swarm -f swarmfile.txt --module eqtlbma
If each of these commands requires more than 1 GB of memory, specify the required memory with the -g flag. e.g.
swarm -g 3 -f swarmfile.txt --module eqtlbma
will tell swarm that each command requires 3 GB of memory.
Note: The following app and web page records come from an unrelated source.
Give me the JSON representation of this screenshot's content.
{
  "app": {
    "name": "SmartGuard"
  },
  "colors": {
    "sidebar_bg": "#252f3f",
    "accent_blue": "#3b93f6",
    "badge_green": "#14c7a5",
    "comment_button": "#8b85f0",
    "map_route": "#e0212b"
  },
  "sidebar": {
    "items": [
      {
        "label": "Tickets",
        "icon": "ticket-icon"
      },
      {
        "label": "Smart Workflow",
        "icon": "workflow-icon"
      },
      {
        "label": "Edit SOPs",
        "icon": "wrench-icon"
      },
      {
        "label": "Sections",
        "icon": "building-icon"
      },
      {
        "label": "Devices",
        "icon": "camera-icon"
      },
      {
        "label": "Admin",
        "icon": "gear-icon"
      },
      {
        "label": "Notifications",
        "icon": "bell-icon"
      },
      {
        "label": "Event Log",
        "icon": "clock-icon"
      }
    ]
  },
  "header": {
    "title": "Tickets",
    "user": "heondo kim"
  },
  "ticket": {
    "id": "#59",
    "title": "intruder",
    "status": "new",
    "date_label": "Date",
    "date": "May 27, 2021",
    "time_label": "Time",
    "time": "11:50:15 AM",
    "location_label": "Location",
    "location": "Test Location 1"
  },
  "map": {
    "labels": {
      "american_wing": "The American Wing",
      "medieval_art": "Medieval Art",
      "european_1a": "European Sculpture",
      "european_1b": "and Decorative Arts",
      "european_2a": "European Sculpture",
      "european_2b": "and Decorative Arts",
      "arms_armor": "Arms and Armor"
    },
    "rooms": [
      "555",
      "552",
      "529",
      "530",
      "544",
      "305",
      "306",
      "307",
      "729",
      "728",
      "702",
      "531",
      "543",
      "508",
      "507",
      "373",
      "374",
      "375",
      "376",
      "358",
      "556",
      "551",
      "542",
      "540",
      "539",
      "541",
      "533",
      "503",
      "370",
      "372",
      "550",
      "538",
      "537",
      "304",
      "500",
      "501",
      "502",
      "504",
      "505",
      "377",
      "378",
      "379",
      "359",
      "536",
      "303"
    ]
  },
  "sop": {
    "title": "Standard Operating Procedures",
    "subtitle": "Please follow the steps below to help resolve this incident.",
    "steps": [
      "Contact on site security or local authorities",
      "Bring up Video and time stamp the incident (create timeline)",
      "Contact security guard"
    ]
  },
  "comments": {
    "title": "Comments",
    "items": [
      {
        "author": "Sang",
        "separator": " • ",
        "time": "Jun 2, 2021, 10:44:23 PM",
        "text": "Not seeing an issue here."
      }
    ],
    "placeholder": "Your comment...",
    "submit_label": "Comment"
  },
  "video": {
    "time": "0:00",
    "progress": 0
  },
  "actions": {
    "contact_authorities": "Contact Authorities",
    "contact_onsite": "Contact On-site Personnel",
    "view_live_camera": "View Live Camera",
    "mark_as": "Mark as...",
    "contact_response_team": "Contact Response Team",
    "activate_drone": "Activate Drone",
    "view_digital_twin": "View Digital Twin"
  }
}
You should experiment with a single such job to determine the required memory.

Running a eqtlbma job interactively
For debugging purposes, it may be useful to run the occasional interactive job.

biowulf% qsub -I -l nodes=1:g4
qsub: waiting for job 4897291.biobos to start
qsub: job 4897291.biobos ready

[user@p301 ~]$ cd /data/user/mydir
[user@p301 ~]$ eqtlbma \
--geno file_with_paths_to_genotype_files.txt \
--scoord file_with_SNP_coordinates.bed.gz \
--pheno file_with_paths_to_phenotype_files.txt \
--fcoord lists_genes/list_genes_001.bed.gz \
--out output_eqtlbma_001 \
--step 5 \
--outraw \
--qnorm \
--maf 0.05 \
--gridL file_with_large_grid.txt \
--gridS file_with_small_grid.txt \
--bfs all \
--mvlr \
--fitnull \
--nperm 10000 \
--trick 2 \
--pbf all
[user@p301 ~] exit
Job completed

Documentation

Type 'module load eqtlbma' and then 'info eqtlbma'

eqtlbma manual